Mired in foreclosure proceedings in 1986 and again in 1996, the 30-year-old, 60,054-sf Jockey Club, along with several buildings and recreational facilities at the former Jockey Club Condominium community were sold for $3.987 million at a judicial auction to Jupiter Miami Building Co.

Jupiter manager Michel Azeroual bought the property for an undisclosed French investor.

The seller of record was Kenneth A. Welt, the court-appointed trustee for the property’s last owners, Agincourt IV and Thomas W. Fawell of Chicago.

U.S. Bankruptcy Judge A. J. Crystal approved the sale which area brokers tell GlobeSt.com translated to one of the best commercial real estate acquisitions of the year.
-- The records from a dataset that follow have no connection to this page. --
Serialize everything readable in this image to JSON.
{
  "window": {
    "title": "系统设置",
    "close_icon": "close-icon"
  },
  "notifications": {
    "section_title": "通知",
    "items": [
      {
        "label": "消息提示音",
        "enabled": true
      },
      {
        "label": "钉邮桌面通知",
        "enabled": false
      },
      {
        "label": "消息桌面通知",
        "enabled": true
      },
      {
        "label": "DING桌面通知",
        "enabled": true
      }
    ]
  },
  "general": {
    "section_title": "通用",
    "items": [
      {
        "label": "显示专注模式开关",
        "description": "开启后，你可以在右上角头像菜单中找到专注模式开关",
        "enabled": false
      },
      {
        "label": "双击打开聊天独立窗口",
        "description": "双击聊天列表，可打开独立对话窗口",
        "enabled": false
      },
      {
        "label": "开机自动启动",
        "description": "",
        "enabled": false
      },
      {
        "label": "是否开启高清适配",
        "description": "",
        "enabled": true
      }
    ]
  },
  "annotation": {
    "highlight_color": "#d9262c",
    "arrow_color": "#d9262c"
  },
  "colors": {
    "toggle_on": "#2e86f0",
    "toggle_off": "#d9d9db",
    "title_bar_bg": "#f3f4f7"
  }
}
Included in the sale were 9.6 prime acres at 11111 Biscayne Boulevard, the North Miami, FL site of the Jockey Club.

Based on the land itself, the price equates to $415,313 per acre or $9.53 per sf.

“That’s a fair price right now, but based on the future potential of that area, the dirt could be valued later for at least twice the sale price,” a broker from a major Miami brokerage tells GlobeSt.com on condition of anonymity.

Based only on the 60,054 sf in the Jockey Club, the price equates to $66.39 per sf, about one quarter of the replacement cost which area brokers estimate at $150 per sf to $200 per sf or at least $12 million today.

And based on the estimated 10 condo units that were part of the deal, the price equates to $398,700 per unit. The condos today would have a comparable or higher replacement cost per unit, construction industry estimators familiar with comparable luxury projects tell GlobeSt.com.

The sale also included the club’s bar and grill, restaurant space, pool, tennis courts, clubhouse and marine lease facilities.

“You’re talking about a package that, if it were new, would be valued in the area of $30 million to $50 million,” a senior broker specializing in luxury class A shelter ventures in Broward County tells GlobeSt.com on condition of anonymity.